**YOUR ASSIGNMENT**
Word for word, copy each record that comes after this.

[Records from a dataset]
———

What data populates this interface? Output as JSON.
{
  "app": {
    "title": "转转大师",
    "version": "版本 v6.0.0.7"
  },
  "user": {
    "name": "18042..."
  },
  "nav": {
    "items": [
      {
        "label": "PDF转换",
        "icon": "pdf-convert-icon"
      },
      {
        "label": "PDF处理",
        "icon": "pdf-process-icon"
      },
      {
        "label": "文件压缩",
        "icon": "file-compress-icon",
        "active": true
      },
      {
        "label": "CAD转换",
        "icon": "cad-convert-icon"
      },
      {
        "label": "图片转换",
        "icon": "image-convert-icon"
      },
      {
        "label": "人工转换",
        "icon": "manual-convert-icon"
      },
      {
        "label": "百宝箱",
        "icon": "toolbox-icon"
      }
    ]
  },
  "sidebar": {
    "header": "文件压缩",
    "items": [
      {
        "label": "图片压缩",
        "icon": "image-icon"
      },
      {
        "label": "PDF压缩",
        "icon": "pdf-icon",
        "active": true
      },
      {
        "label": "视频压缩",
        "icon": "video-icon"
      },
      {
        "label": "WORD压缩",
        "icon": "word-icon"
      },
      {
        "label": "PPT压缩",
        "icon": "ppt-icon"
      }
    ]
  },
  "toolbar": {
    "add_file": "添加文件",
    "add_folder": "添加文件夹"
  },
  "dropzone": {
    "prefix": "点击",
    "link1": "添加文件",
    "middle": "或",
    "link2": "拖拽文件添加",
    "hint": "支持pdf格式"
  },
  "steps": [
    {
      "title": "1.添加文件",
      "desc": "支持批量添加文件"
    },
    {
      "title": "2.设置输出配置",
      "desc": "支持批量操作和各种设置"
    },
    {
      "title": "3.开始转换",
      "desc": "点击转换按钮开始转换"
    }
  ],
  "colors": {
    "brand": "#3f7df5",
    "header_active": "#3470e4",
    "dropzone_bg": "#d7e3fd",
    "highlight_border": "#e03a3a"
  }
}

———

**TASK RESPONSE**
What data populates this interface? Output as JSON.
{
  "app": {
    "title": "转转大师",
    "version": "版本 v6.0.0.7"
  },
  "user": {
    "name": "18042..."
  },
  "nav": {
    "items": [
      {
        "label": "PDF转换",
        "icon": "pdf-convert-icon"
      },
      {
        "label": "PDF处理",
        "icon": "pdf-process-icon"
      },
      {
        "label": "文件压缩",
        "icon": "file-compress-icon",
        "active": true
      },
      {
        "label": "CAD转换",
        "icon": "cad-convert-icon"
      },
      {
        "label": "图片转换",
        "icon": "image-convert-icon"
      },
      {
        "label": "人工转换",
        "icon": "manual-convert-icon"
      },
      {
        "label": "百宝箱",
        "icon": "toolbox-icon"
      }
    ]
  },
  "sidebar": {
    "header": "文件压缩",
    "items": [
      {
        "label": "图片压缩",
        "icon": "image-icon"
      },
      {
        "label": "PDF压缩",
        "icon": "pdf-icon",
        "active": true
      },
      {
        "label": "视频压缩",
        "icon": "video-icon"
      },
      {
        "label": "WORD压缩",
        "icon": "word-icon"
      },
      {
        "label": "PPT压缩",
        "icon": "ppt-icon"
      }
    ]
  },
  "toolbar": {
    "add_file": "添加文件",
    "add_folder": "添加文件夹"
  },
  "dropzone": {
    "prefix": "点击",
    "link1": "添加文件",
    "middle": "或",
    "link2": "拖拽文件添加",
    "hint": "支持pdf格式"
  },
  "steps": [
    {
      "title": "1.添加文件",
      "desc": "支持批量添加文件"
    },
    {
      "title": "2.设置输出配置",
      "desc": "支持批量操作和各种设置"
    },
    {
      "title": "3.开始转换",
      "desc": "点击转换按钮开始转换"
    }
  ],
  "colors": {
    "brand": "#3f7df5",
    "header_active": "#3470e4",
    "dropzone_bg": "#d7e3fd",
    "highlight_border": "#e03a3a"
  }
}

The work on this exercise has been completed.